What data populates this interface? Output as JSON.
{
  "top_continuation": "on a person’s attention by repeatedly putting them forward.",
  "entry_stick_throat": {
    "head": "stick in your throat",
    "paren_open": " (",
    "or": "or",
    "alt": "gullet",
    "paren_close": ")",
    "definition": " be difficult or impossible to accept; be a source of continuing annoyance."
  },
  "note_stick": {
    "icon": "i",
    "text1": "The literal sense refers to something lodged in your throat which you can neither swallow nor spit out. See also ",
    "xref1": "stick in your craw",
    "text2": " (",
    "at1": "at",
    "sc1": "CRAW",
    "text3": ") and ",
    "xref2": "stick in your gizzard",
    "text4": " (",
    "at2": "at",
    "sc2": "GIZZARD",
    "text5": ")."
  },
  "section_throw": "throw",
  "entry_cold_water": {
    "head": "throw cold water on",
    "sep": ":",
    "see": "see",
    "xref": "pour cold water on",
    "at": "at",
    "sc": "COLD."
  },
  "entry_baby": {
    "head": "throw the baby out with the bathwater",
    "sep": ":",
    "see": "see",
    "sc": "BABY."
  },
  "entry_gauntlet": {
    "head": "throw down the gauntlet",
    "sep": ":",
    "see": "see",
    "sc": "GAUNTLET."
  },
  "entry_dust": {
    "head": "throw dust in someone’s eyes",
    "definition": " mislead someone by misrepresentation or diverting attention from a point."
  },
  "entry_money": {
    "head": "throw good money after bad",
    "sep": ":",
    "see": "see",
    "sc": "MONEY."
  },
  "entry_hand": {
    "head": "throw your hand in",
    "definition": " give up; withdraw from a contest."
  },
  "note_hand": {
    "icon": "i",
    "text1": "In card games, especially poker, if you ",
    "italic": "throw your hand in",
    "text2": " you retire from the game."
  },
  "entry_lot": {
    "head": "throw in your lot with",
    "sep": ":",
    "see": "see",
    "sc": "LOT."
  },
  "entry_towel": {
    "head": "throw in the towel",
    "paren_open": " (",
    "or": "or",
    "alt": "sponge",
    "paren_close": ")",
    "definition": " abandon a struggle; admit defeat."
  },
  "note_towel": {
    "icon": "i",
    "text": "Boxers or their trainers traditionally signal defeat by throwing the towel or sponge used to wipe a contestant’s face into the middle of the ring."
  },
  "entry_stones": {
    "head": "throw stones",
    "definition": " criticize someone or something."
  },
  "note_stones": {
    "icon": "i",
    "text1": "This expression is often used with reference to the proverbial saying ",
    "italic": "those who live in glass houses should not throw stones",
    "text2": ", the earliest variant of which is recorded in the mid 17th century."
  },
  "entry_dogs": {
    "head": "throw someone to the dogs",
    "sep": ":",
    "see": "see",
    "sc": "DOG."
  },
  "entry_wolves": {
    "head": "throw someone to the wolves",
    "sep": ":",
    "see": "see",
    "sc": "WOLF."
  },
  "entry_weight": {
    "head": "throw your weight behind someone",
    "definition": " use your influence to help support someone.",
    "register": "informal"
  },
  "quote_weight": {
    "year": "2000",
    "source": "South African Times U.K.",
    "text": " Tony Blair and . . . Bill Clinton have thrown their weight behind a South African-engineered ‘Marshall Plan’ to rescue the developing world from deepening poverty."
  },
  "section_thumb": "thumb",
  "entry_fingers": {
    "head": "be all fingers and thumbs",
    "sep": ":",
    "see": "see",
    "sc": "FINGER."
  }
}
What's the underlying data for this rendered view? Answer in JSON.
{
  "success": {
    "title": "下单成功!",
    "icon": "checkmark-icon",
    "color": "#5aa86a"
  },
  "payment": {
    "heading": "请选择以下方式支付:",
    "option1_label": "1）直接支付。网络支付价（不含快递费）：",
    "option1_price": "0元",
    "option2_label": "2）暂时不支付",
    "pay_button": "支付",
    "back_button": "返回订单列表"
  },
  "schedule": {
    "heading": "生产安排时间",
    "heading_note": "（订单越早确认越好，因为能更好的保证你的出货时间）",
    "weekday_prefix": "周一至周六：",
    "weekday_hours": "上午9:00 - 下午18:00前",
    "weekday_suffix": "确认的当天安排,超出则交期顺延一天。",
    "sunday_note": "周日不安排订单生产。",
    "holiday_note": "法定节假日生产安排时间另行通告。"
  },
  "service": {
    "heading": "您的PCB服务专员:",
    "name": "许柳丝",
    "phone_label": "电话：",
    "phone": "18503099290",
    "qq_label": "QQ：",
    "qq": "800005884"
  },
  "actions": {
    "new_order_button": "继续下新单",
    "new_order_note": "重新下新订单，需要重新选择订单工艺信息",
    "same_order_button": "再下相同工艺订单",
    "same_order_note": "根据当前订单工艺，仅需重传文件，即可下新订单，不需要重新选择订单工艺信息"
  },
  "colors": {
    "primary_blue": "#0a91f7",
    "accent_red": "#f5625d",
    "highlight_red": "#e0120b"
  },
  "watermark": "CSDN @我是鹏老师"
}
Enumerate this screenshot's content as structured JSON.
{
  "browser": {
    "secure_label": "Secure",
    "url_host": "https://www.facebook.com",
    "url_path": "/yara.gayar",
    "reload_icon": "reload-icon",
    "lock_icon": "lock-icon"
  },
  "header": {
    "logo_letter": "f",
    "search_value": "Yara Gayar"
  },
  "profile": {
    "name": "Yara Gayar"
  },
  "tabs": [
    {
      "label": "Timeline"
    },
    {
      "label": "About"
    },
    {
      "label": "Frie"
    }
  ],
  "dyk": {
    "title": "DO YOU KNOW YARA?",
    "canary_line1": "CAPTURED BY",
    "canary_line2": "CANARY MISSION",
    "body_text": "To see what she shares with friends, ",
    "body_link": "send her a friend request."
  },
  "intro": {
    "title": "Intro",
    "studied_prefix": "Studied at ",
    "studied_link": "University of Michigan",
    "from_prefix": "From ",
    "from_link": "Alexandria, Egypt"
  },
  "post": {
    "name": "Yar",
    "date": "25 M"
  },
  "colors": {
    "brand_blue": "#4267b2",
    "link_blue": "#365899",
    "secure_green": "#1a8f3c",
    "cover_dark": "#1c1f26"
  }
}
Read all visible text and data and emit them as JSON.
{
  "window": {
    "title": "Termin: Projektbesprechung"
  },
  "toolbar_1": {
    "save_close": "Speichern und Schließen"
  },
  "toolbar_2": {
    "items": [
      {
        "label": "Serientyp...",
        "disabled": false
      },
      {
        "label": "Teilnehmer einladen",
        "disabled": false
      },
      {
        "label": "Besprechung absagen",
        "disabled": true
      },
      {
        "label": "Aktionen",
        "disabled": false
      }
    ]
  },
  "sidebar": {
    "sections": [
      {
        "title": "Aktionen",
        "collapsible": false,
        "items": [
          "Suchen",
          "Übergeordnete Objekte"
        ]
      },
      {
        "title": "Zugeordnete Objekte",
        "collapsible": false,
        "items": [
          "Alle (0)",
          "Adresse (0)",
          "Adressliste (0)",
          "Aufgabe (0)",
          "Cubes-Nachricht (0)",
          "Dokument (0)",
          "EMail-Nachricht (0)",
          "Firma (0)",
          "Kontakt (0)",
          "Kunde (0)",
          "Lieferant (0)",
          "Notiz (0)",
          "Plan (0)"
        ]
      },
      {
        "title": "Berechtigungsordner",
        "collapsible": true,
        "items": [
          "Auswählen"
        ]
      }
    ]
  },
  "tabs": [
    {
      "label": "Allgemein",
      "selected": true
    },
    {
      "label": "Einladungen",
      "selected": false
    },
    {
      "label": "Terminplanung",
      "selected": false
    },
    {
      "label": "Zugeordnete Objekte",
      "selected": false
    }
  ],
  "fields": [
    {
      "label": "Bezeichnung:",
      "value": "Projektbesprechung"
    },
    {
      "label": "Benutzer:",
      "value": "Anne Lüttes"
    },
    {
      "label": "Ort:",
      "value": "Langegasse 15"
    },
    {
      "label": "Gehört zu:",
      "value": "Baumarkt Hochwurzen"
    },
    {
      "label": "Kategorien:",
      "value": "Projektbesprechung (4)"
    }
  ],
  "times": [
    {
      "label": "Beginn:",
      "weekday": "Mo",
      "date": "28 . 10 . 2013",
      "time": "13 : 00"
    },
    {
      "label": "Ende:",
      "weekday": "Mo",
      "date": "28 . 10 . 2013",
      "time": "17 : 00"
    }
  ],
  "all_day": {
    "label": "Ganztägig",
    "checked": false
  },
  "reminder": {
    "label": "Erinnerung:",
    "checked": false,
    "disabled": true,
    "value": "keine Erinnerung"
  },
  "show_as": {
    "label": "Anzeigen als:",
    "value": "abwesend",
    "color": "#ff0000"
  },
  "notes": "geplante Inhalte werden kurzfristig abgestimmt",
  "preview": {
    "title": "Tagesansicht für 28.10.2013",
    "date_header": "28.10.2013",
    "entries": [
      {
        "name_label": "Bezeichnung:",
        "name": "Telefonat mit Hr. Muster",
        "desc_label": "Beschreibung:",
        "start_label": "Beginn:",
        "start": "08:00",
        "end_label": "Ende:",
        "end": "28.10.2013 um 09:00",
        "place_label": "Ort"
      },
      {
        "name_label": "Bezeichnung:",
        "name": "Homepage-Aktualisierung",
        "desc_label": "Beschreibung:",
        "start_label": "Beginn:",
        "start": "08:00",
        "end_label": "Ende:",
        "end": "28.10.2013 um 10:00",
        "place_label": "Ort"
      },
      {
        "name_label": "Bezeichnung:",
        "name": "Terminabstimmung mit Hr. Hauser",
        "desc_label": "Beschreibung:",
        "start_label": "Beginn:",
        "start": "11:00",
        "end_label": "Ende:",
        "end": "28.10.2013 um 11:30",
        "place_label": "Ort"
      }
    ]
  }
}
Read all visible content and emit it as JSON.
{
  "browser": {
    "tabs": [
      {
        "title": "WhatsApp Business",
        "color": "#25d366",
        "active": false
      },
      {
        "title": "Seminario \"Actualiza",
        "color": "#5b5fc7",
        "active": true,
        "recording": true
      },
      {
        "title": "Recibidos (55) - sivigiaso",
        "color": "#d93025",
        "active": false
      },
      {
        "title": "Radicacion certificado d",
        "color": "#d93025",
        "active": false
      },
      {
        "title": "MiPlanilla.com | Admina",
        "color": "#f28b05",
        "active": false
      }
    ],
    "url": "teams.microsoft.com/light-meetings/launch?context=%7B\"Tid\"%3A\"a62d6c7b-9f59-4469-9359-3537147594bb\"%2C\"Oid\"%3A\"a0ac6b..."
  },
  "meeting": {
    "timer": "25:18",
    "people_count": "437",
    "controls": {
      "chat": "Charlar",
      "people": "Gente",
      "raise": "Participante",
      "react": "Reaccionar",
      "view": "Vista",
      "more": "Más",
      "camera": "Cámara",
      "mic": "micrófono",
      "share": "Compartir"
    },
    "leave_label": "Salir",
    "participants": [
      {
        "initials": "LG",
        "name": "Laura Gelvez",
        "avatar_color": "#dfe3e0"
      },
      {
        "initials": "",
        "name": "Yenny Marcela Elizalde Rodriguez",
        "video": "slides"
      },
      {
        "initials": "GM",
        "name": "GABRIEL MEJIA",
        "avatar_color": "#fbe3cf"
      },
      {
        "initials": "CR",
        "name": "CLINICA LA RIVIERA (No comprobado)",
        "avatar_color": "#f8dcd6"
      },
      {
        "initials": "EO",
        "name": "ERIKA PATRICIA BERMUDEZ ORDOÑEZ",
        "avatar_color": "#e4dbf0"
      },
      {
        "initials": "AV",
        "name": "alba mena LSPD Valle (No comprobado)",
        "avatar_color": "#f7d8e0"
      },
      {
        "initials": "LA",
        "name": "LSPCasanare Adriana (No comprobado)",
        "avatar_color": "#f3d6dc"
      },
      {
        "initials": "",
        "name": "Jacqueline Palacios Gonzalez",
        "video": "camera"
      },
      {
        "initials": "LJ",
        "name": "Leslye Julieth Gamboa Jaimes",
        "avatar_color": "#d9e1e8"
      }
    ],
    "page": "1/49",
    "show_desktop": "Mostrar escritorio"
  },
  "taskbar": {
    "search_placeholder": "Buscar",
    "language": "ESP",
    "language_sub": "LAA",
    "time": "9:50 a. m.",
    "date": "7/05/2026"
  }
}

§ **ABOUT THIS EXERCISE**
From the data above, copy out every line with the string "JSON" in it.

§ **EXERCISE RESPONSE**
What data populates this interface? Output as JSON.
What's the underlying data for this rendered view? Answer in JSON.
Enumerate this screenshot's content as structured JSON.
Read all visible text and data and emit them as JSON.
Read all visible content and emit it as JSON.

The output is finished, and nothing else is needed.